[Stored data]
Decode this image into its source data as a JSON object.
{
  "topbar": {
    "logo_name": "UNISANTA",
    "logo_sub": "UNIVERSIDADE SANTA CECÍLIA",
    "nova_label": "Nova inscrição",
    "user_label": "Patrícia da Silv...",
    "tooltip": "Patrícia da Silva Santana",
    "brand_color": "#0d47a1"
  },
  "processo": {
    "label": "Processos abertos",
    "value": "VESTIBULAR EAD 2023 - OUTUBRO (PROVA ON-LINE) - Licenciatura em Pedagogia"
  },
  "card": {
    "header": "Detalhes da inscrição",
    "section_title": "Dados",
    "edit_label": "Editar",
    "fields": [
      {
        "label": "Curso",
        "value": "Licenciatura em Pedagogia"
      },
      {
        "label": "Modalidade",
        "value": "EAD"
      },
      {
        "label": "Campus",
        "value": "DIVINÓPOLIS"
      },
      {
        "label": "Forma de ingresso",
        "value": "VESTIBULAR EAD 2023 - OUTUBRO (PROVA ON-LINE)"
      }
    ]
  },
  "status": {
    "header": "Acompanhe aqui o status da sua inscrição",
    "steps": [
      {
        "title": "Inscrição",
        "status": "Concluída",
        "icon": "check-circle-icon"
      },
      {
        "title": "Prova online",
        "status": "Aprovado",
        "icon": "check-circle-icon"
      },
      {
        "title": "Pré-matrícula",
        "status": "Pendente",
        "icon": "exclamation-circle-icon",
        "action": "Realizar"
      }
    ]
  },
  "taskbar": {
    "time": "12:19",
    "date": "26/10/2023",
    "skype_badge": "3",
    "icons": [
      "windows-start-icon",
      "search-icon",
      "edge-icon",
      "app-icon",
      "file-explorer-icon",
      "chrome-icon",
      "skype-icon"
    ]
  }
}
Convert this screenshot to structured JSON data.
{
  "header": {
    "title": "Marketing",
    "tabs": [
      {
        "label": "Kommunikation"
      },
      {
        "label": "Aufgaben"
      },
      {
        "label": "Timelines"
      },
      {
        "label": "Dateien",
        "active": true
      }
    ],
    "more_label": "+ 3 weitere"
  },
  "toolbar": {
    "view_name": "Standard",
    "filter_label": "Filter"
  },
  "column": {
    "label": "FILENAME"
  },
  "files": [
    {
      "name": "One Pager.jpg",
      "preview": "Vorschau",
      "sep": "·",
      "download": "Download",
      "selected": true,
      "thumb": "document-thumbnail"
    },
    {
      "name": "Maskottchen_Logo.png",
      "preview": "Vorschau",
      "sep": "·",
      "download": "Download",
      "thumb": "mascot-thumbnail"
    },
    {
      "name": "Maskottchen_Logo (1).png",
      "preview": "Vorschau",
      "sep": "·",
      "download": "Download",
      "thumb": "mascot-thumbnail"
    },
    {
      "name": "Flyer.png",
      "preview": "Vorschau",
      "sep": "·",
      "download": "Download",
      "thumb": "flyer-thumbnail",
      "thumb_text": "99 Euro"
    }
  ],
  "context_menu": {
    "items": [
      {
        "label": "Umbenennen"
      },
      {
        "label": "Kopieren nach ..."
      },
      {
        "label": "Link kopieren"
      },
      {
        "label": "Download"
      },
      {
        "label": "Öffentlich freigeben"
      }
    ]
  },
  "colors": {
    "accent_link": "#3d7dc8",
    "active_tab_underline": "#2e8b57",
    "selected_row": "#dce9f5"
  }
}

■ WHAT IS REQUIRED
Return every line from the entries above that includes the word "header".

■ ANSWER FOR THIS EXERCISE
    "header": "Detalhes da inscrição",
    "header": "Acompanhe aqui o status da sua inscrição",
  "header": {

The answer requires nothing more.